↓
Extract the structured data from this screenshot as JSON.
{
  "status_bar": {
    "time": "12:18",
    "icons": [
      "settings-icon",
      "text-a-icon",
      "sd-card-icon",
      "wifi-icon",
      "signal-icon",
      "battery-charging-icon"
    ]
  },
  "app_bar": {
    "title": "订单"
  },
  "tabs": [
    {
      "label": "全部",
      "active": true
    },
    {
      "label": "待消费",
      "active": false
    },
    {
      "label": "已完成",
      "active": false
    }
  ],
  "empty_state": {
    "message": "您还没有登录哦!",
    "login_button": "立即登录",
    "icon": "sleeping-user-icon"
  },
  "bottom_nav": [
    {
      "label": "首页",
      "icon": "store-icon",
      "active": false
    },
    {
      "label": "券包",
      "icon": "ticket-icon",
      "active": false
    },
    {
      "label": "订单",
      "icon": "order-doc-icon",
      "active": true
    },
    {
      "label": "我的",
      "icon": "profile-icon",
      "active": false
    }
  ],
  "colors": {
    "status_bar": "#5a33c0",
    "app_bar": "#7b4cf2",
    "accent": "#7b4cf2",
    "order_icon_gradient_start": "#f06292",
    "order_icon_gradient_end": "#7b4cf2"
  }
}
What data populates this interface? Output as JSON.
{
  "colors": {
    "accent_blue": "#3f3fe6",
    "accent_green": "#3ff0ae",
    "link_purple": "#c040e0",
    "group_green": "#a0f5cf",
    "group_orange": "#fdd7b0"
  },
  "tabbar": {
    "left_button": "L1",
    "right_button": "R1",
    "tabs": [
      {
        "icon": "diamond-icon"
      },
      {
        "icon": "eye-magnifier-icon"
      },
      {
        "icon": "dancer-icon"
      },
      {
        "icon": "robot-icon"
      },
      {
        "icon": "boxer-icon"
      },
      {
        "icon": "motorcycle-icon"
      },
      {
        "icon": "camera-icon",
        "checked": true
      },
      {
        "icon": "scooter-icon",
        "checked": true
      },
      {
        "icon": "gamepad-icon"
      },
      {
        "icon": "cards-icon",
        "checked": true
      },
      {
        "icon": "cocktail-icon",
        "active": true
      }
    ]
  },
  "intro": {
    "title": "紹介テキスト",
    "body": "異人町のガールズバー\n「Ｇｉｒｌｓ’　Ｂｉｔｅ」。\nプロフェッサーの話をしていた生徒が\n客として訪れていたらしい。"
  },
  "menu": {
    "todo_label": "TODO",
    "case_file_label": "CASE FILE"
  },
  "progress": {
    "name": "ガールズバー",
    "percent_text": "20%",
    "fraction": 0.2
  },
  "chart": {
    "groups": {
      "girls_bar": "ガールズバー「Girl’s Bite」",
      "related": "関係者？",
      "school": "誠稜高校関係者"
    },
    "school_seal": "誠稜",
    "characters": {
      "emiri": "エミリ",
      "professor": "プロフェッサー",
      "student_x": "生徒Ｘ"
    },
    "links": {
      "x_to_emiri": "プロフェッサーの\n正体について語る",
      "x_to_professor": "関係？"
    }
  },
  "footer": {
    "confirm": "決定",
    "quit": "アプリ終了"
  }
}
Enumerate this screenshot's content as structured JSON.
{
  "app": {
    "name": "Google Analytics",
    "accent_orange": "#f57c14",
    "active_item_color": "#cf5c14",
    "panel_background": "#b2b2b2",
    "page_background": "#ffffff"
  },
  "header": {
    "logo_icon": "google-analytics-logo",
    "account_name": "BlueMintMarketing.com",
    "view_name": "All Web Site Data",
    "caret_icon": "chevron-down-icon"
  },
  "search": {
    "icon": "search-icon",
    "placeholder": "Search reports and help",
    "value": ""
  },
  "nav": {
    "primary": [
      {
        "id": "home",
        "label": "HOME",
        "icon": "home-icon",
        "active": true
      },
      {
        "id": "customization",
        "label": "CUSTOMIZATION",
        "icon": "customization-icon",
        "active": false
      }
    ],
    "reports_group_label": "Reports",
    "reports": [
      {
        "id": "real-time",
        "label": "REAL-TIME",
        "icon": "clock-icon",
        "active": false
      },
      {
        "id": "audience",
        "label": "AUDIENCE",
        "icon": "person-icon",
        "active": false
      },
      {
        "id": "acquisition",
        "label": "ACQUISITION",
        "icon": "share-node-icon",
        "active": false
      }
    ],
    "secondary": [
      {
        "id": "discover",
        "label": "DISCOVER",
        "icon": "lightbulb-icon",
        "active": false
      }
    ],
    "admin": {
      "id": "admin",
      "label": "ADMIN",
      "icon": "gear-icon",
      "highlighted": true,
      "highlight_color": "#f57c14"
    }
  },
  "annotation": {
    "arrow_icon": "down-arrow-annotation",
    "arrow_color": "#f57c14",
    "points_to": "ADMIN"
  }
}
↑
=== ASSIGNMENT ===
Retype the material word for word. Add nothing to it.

=== ANSWER ===
Extract the structured data from this screenshot as JSON.
{
  "status_bar": {
    "time": "12:18",
    "icons": [
      "settings-icon",
      "text-a-icon",
      "sd-card-icon",
      "wifi-icon",
      "signal-icon",
      "battery-charging-icon"
    ]
  },
  "app_bar": {
    "title": "订单"
  },
  "tabs": [
    {
      "label": "全部",
      "active": true
    },
    {
      "label": "待消费",
      "active": false
    },
    {
      "label": "已完成",
      "active": false
    }
  ],
  "empty_state": {
    "message": "您还没有登录哦!",
    "login_button": "立即登录",
    "icon": "sleeping-user-icon"
  },
  "bottom_nav": [
    {
      "label": "首页",
      "icon": "store-icon",
      "active": false
    },
    {
      "label": "券包",
      "icon": "ticket-icon",
      "active": false
    },
    {
      "label": "订单",
      "icon": "order-doc-icon",
      "active": true
    },
    {
      "label": "我的",
      "icon": "profile-icon",
      "active": false
    }
  ],
  "colors": {
    "status_bar": "#5a33c0",
    "app_bar": "#7b4cf2",
    "accent": "#7b4cf2",
    "order_icon_gradient_start": "#f06292",
    "order_icon_gradient_end": "#7b4cf2"
  }
}
What data populates this interface? Output as JSON.
{
  "colors": {
    "accent_blue": "#3f3fe6",
    "accent_green": "#3ff0ae",
    "link_purple": "#c040e0",
    "group_green": "#a0f5cf",
    "group_orange": "#fdd7b0"
  },
  "tabbar": {
    "left_button": "L1",
    "right_button": "R1",
    "tabs": [
      {
        "icon": "diamond-icon"
      },
      {
        "icon": "eye-magnifier-icon"
      },
      {
        "icon": "dancer-icon"
      },
      {
        "icon": "robot-icon"
      },
      {
        "icon": "boxer-icon"
      },
      {
        "icon": "motorcycle-icon"
      },
      {
        "icon": "camera-icon",
        "checked": true
      },
      {
        "icon": "scooter-icon",
        "checked": true
      },
      {
        "icon": "gamepad-icon"
      },
      {
        "icon": "cards-icon",
        "checked": true
      },
      {
        "icon": "cocktail-icon",
        "active": true
      }
    ]
  },
  "intro": {
    "title": "紹介テキスト",
    "body": "異人町のガールズバー\n「Ｇｉｒｌｓ’　Ｂｉｔｅ」。\nプロフェッサーの話をしていた生徒が\n客として訪れていたらしい。"
  },
  "menu": {
    "todo_label": "TODO",
    "case_file_label": "CASE FILE"
  },
  "progress": {
    "name": "ガールズバー",
    "percent_text": "20%",
    "fraction": 0.2
  },
  "chart": {
    "groups": {
      "girls_bar": "ガールズバー「Girl’s Bite」",
      "related": "関係者？",
      "school": "誠稜高校関係者"
    },
    "school_seal": "誠稜",
    "characters": {
      "emiri": "エミリ",
      "professor": "プロフェッサー",
      "student_x": "生徒Ｘ"
    },
    "links": {
      "x_to_emiri": "プロフェッサーの\n正体について語る",
      "x_to_professor": "関係？"
    }
  },
  "footer": {
    "confirm": "決定",
    "quit": "アプリ終了"
  }
}
Enumerate this screenshot's content as structured JSON.
{
  "app": {
    "name": "Google Analytics",
    "accent_orange": "#f57c14",
    "active_item_color": "#cf5c14",
    "panel_background": "#b2b2b2",
    "page_background": "#ffffff"
  },
  "header": {
    "logo_icon": "google-analytics-logo",
    "account_name": "BlueMintMarketing.com",
    "view_name": "All Web Site Data",
    "caret_icon": "chevron-down-icon"
  },
  "search": {
    "icon": "search-icon",
    "placeholder": "Search reports and help",
    "value": ""
  },
  "nav": {
    "primary": [
      {
        "id": "home",
        "label": "HOME",
        "icon": "home-icon",
        "active": true
      },
      {
        "id": "customization",
        "label": "CUSTOMIZATION",
        "icon": "customization-icon",
        "active": false
      }
    ],
    "reports_group_label": "Reports",
    "reports": [
      {
        "id": "real-time",
        "label": "REAL-TIME",
        "icon": "clock-icon",
        "active": false
      },
      {
        "id": "audience",
        "label": "AUDIENCE",
        "icon": "person-icon",
        "active": false
      },
      {
        "id": "acquisition",
        "label": "ACQUISITION",
        "icon": "share-node-icon",
        "active": false
      }
    ],
    "secondary": [
      {
        "id": "discover",
        "label": "DISCOVER",
        "icon": "lightbulb-icon",
        "active": false
      }
    ],
    "admin": {
      "id": "admin",
      "label": "ADMIN",
      "icon": "gear-icon",
      "highlighted": true,
      "highlight_color": "#f57c14"
    }
  },
  "annotation": {
    "arrow_icon": "down-arrow-annotation",
    "arrow_color": "#f57c14",
    "points_to": "ADMIN"
  }
}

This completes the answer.